We investigate the effect of the number of data owners by running the same experiments using 4 data owners instead of 2 owners. We got the same time consumption for all rounds suggesting that the number of clients has no effect on the performance of any of the techniques.

We studied the major reason behind the slowdown in technique 2. Table 3 shows that garbling is responsible for 60% to 80% of the total time consumption in most of the circuits except for the adder since it is a relatively small circuit and the communication cost has a relatively high cost.

7. Conclusion

This work provides a novel method of solving PFE with Intel Software Guard Extension. This method allows for a much more efficient and therefore more practical approach to performing PFE in comparison to previous solutions. The practicality of this solution will open the door to some interesting applications of PFE. Our future work will involve looking at some of these applications and developing a simpler full fledged system that can be used by regular developers to create PFE applications.

Data Availability

The source code of our implementations can be downloaded from https://github.com/maanrachid/PFE-SGX.


The work was mainly performed while the author was working at Qatar University. Contents of the research are solely the responsibility of the authors and do not necessarily represent the official views of the Qatar National Research Fund.

Conflicts of Interest

The authors declare that there are no conflicts of interest regarding the publication of this paper.

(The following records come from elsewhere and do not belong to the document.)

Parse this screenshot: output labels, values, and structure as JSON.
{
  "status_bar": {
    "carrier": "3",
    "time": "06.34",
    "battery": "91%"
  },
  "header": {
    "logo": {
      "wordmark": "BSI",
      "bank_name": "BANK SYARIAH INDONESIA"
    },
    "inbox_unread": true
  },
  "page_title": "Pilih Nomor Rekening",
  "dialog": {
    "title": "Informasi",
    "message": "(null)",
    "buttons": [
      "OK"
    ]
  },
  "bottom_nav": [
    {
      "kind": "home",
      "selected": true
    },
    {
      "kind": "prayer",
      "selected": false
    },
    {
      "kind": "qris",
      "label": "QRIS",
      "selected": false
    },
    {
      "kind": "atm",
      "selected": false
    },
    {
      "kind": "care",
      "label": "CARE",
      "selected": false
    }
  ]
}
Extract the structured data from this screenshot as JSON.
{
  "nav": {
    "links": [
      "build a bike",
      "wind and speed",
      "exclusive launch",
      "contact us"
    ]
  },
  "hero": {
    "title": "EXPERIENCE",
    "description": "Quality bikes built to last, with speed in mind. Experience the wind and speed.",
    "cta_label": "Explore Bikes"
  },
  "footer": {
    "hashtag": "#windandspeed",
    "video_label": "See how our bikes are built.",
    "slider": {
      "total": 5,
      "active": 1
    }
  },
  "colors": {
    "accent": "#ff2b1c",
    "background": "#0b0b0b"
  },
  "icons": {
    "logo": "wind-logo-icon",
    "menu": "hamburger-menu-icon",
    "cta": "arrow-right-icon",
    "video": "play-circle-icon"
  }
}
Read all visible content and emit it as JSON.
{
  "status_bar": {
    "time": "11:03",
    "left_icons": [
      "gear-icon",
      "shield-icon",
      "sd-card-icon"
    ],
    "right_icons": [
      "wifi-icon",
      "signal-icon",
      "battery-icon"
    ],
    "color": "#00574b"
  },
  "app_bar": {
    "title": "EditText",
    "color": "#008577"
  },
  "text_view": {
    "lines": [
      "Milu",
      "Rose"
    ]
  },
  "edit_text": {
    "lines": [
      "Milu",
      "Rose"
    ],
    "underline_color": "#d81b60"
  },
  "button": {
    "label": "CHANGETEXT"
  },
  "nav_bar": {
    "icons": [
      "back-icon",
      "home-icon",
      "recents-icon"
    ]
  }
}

This publication was made possible by a grant from the Qatar National Research Fund (project number NPRP X-063-1-014).